--- Information supplied Enclosed Below ---

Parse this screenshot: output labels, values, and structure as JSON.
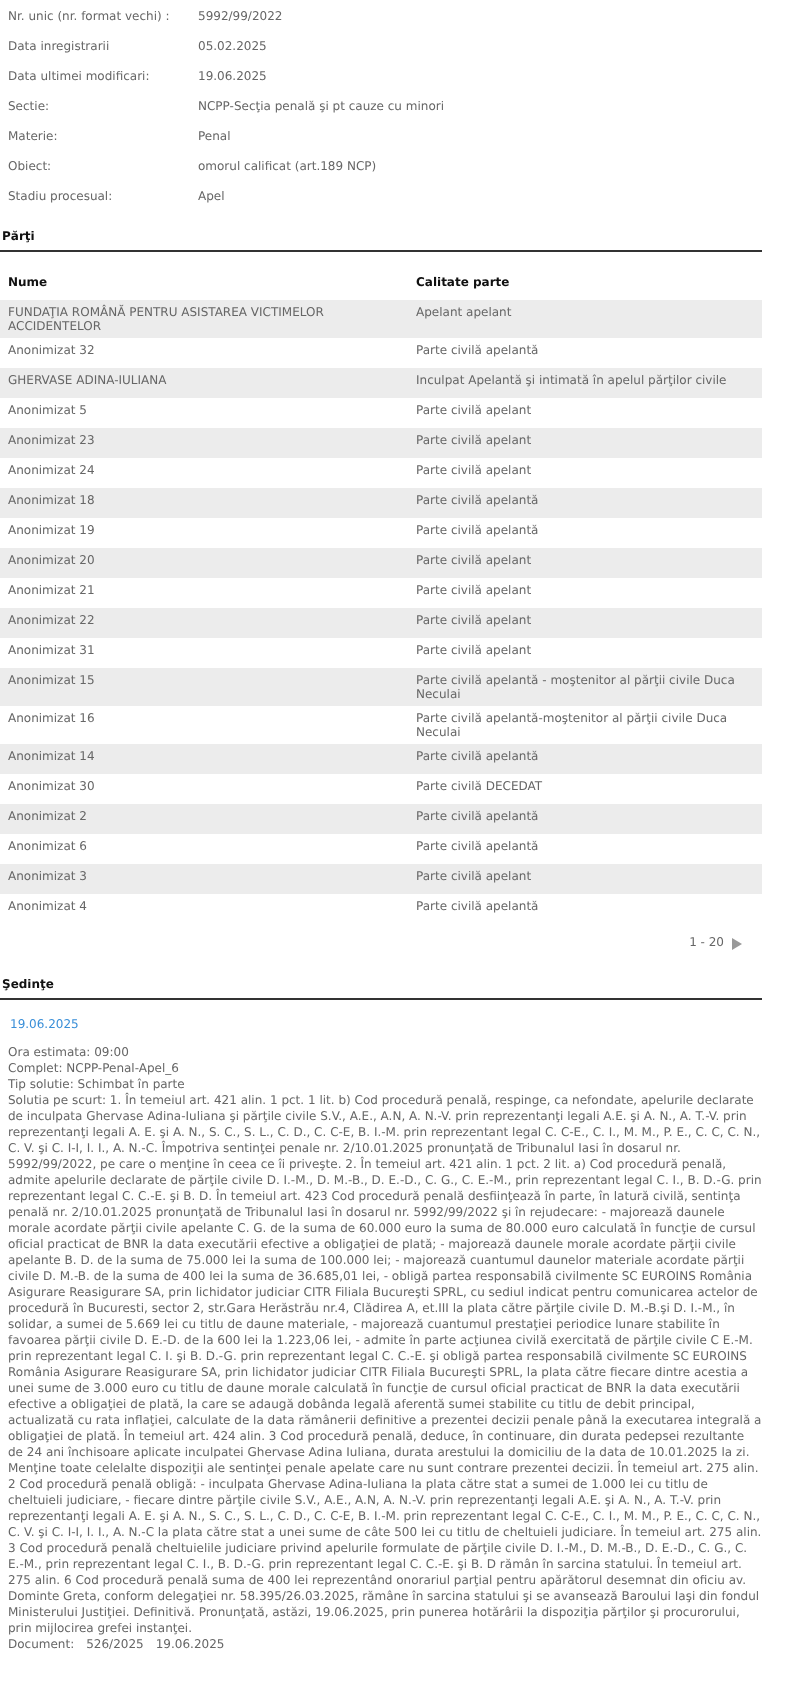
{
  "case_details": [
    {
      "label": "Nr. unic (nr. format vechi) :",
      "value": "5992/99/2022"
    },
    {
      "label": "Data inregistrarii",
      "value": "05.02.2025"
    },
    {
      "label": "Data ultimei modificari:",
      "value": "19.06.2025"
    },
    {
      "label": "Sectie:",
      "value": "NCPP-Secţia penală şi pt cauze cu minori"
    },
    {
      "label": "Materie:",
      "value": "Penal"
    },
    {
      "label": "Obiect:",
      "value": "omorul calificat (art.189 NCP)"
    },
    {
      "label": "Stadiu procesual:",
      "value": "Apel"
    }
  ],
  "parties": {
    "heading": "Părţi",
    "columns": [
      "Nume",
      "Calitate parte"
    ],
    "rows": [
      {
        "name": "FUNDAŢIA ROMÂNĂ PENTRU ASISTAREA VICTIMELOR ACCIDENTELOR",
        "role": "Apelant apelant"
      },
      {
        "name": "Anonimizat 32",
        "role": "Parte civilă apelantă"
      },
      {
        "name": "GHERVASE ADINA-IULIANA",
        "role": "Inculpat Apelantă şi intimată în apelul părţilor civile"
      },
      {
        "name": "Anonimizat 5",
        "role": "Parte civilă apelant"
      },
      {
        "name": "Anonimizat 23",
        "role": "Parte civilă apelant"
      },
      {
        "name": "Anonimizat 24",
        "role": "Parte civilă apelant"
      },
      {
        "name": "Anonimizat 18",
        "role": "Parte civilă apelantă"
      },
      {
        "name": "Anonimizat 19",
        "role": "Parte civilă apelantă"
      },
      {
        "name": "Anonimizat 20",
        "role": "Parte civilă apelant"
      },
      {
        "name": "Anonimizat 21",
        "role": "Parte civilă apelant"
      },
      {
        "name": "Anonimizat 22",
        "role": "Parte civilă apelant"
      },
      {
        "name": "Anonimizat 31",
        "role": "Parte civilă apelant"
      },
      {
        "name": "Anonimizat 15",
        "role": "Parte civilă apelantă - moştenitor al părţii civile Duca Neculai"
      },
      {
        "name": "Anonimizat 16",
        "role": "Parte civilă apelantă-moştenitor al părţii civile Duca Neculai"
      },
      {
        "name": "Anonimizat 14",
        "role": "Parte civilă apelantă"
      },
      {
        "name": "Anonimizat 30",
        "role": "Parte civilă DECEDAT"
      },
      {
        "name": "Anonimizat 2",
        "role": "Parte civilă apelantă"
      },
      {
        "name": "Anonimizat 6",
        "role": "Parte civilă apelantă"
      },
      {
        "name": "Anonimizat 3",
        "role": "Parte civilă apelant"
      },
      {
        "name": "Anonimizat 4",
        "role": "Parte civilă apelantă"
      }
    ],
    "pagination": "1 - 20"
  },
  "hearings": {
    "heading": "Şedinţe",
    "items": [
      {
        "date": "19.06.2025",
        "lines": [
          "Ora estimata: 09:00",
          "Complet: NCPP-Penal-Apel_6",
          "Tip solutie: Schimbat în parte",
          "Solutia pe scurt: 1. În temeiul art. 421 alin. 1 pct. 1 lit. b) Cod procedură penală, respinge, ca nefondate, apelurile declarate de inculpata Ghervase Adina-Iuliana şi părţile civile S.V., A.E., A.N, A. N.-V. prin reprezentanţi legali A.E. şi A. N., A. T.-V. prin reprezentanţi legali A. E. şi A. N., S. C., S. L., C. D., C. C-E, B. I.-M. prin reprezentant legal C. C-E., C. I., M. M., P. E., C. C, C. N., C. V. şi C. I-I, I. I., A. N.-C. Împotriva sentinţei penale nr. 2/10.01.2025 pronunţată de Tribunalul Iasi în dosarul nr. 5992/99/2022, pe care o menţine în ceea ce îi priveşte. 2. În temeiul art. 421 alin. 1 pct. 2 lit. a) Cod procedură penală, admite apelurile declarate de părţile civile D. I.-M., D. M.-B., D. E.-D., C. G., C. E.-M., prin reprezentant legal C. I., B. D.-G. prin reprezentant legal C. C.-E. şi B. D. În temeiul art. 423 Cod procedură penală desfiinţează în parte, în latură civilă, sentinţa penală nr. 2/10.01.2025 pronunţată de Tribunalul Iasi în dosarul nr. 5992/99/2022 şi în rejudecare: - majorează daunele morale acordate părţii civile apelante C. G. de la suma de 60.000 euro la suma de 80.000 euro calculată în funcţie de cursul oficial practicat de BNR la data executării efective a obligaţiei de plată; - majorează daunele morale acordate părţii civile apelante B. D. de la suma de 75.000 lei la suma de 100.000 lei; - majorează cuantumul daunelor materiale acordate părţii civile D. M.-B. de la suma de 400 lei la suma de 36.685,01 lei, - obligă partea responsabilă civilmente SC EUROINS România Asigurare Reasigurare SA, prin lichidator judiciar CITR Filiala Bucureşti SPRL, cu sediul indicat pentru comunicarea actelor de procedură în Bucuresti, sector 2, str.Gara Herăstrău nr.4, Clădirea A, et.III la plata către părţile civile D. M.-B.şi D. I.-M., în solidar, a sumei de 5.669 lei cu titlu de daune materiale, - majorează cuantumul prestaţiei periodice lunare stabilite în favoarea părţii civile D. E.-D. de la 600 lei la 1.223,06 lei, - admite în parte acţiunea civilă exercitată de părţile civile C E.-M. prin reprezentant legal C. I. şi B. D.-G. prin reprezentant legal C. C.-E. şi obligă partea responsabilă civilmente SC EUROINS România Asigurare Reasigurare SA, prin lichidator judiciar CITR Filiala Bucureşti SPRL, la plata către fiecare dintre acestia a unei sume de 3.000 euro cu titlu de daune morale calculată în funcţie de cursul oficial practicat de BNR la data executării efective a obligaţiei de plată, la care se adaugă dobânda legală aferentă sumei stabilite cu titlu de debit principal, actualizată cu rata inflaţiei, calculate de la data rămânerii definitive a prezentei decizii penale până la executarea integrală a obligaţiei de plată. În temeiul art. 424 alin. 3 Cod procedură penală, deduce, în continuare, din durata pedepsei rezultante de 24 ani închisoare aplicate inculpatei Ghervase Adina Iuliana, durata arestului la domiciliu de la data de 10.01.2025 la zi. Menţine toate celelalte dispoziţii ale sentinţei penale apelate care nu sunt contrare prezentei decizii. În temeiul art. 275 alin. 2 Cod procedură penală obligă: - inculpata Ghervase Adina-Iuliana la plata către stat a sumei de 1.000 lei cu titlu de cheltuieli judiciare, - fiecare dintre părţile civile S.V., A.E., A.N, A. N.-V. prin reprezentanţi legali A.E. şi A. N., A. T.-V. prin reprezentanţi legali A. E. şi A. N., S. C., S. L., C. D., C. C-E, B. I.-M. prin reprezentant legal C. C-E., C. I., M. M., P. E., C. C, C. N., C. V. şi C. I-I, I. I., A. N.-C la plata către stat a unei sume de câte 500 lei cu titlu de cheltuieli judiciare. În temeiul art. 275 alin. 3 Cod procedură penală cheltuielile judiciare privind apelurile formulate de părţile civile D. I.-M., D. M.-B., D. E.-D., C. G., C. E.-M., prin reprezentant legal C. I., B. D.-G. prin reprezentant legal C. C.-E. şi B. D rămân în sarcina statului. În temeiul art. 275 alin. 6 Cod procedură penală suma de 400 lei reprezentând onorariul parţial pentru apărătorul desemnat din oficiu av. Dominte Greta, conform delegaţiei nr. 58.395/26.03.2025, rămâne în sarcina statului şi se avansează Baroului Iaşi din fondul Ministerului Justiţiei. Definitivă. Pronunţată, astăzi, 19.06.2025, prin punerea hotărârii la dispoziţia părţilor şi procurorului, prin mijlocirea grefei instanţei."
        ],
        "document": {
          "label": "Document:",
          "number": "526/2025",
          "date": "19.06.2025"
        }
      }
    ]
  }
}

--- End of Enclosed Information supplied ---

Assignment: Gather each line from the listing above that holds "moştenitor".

Written reply:
        "role": "Parte civilă apelantă - moştenitor al părţii civile Duca Neculai"
        "role": "Parte civilă apelantă-moştenitor al părţii civile Duca Neculai"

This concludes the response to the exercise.